***** Given records *****

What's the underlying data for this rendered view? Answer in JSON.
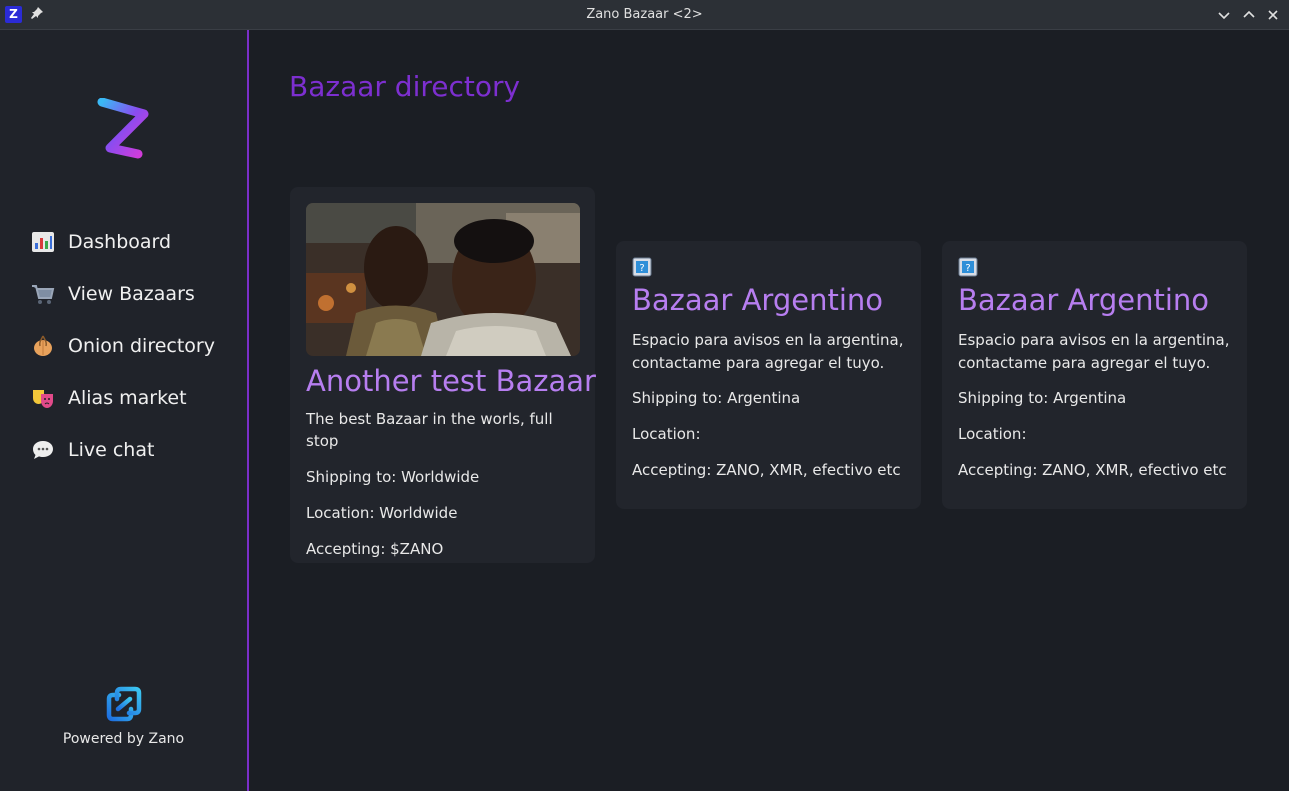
{
  "window": {
    "title": "Zano Bazaar <2>"
  },
  "sidebar": {
    "items": [
      {
        "label": "Dashboard",
        "icon": "bar-chart-icon"
      },
      {
        "label": "View Bazaars",
        "icon": "shopping-cart-icon"
      },
      {
        "label": "Onion directory",
        "icon": "onion-icon"
      },
      {
        "label": "Alias market",
        "icon": "theater-masks-icon"
      },
      {
        "label": "Live chat",
        "icon": "speech-bubble-icon"
      }
    ],
    "powered_by": "Powered by Zano"
  },
  "main": {
    "title": "Bazaar directory",
    "cards": [
      {
        "title": "Another test Bazaar",
        "description": "The best Bazaar in the worls, full stop",
        "shipping": "Shipping to: Worldwide",
        "location": "Location: Worldwide",
        "accepting": "Accepting: $ZANO"
      },
      {
        "title": "Bazaar Argentino",
        "description": "Espacio para avisos en la argentina, contactame para agregar el tuyo.",
        "shipping": "Shipping to: Argentina",
        "location": "Location:",
        "accepting": "Accepting: ZANO, XMR, efectivo etc"
      },
      {
        "title": "Bazaar Argentino",
        "description": "Espacio para avisos en la argentina, contactame para agregar el tuyo.",
        "shipping": "Shipping to: Argentina",
        "location": "Location:",
        "accepting": "Accepting: ZANO, XMR, efectivo etc"
      }
    ]
  },
  "colors": {
    "accent": "#7d2fd0",
    "card_title": "#b77ef0",
    "background": "#1b1e24",
    "sidebar": "#20232a",
    "card": "#22252c"
  }
}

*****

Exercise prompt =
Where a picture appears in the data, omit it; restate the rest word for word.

Response to this task =
What's the underlying data for this rendered view? Answer in JSON.
{
  "window": {
    "title": "Zano Bazaar <2>"
  },
  "sidebar": {
    "items": [
      {
        "label": "Dashboard",
        "icon": "bar-chart-icon"
      },
      {
        "label": "View Bazaars",
        "icon": "shopping-cart-icon"
      },
      {
        "label": "Onion directory",
        "icon": "onion-icon"
      },
      {
        "label": "Alias market",
        "icon": "theater-masks-icon"
      },
      {
        "label": "Live chat",
        "icon": "speech-bubble-icon"
      }
    ],
    "powered_by": "Powered by Zano"
  },
  "main": {
    "title": "Bazaar directory",
    "cards": [
      {
        "title": "Another test Bazaar",
        "description": "The best Bazaar in the worls, full stop",
        "shipping": "Shipping to: Worldwide",
        "location": "Location: Worldwide",
        "accepting": "Accepting: $ZANO"
      },
      {
        "title": "Bazaar Argentino",
        "description": "Espacio para avisos en la argentina, contactame para agregar el tuyo.",
        "shipping": "Shipping to: Argentina",
        "location": "Location:",
        "accepting": "Accepting: ZANO, XMR, efectivo etc"
      },
      {
        "title": "Bazaar Argentino",
        "description": "Espacio para avisos en la argentina, contactame para agregar el tuyo.",
        "shipping": "Shipping to: Argentina",
        "location": "Location:",
        "accepting": "Accepting: ZANO, XMR, efectivo etc"
      }
    ]
  },
  "colors": {
    "accent": "#7d2fd0",
    "card_title": "#b77ef0",
    "background": "#1b1e24",
    "sidebar": "#20232a",
    "card": "#22252c"
  }
}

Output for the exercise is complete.